My brother surprised me with a jewel from Half-Priced Books the other day. He brought me home an old edition of Flannery O’Connor’s Everything that Rises Must Converge. I think this is the best kind of gift–one that’s thoughtful and totally unexpected. And one that involves Flannery O’Connor’s short stories.
I wanted to share a quotation from the back.
When I read Flannery O’Connor, I do not think of Hemingway, or Katherine Anne Porter, or Sartre, but rather of someone like Sophocles. What more can you say for a writer? I write her name with honor, for all the truth and all the craft with which she shows man’s fall and his dishonor. –Thomas Merton, Jubilee.
I myself find her both brutal and compassionate. There, two good reasons to read her!
Speaking of recommendations from the backs of books, I’ve noticed books of poetry tend to have the most colorful and fun declarations. To sample a few from Billy Collins’ books:
- “Collins is jazzman and Buddhist, charmer and prince.” —Booklist
- “What Collins does best is turn an apparently simple phrase into a numinous moment…Collins brings to mind the elegant wit of the sorely missed William Matthews, another poet of plenitude, irony, and Augustan grace.” —New Yorker
- “A typical Collins poem has a self-illuminating quality to it, or…a gratifying organic feel about it, a sense that like some splendidly blooming plant, it develops naturally from even a most inauspicious instant of germination…” –The Boston Globe
- “Collins reveals the unexpected within the ordinary. He peels back the surface of the humdrum to make the moment new.” —The Christian Science Monitor
- “[Collins poetry] should be placed next to Gideon’s Bible in every motel room in America.” —The Providence Journal

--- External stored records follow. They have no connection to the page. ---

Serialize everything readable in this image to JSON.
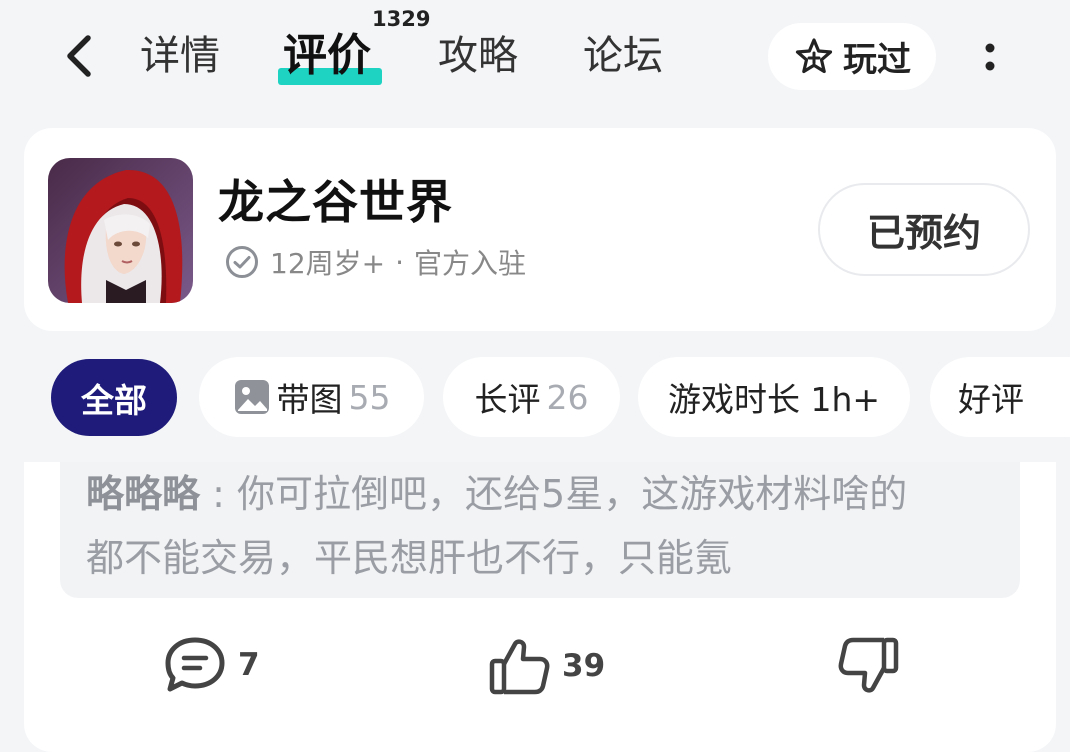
{
  "nav": {
    "tabs": [
      {
        "label": "详情"
      },
      {
        "label": "评价"
      },
      {
        "label": "攻略"
      },
      {
        "label": "论坛"
      }
    ],
    "review_count": "1329",
    "played_label": "玩过",
    "active_tab": "评价",
    "accent_color": "#1fd3c3"
  },
  "game": {
    "name": "龙之谷世界",
    "age_rating": "12周岁+",
    "separator": "·",
    "official": "官方入驻",
    "reserve_label": "已预约"
  },
  "filters": [
    {
      "label": "全部",
      "count": ""
    },
    {
      "label": "带图",
      "count": "55"
    },
    {
      "label": "长评",
      "count": "26"
    },
    {
      "label": "游戏时长 1h+",
      "count": ""
    },
    {
      "label": "好评",
      "count": ""
    }
  ],
  "review": {
    "quote_author": "略略略",
    "quote_colon": ":",
    "quote_line1": "你可拉倒吧，还给5星，这游戏材料啥的",
    "quote_line2": "都不能交易，平民想肝也不行，只能氪",
    "comment_count": "7",
    "like_count": "39"
  },
  "colors": {
    "selected_chip": "#1e1b7a",
    "background": "#f3f5f7"
  }
}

- “I have never before feltposssessive about a poet, but I am fiercely glad that Billy Collins is ours–smart, his strings tuned and resonant, his wonderful eye looping over the things, events and ideas of the world, rueful, playful, warm-voiced, easy to love.” –Annie Proulx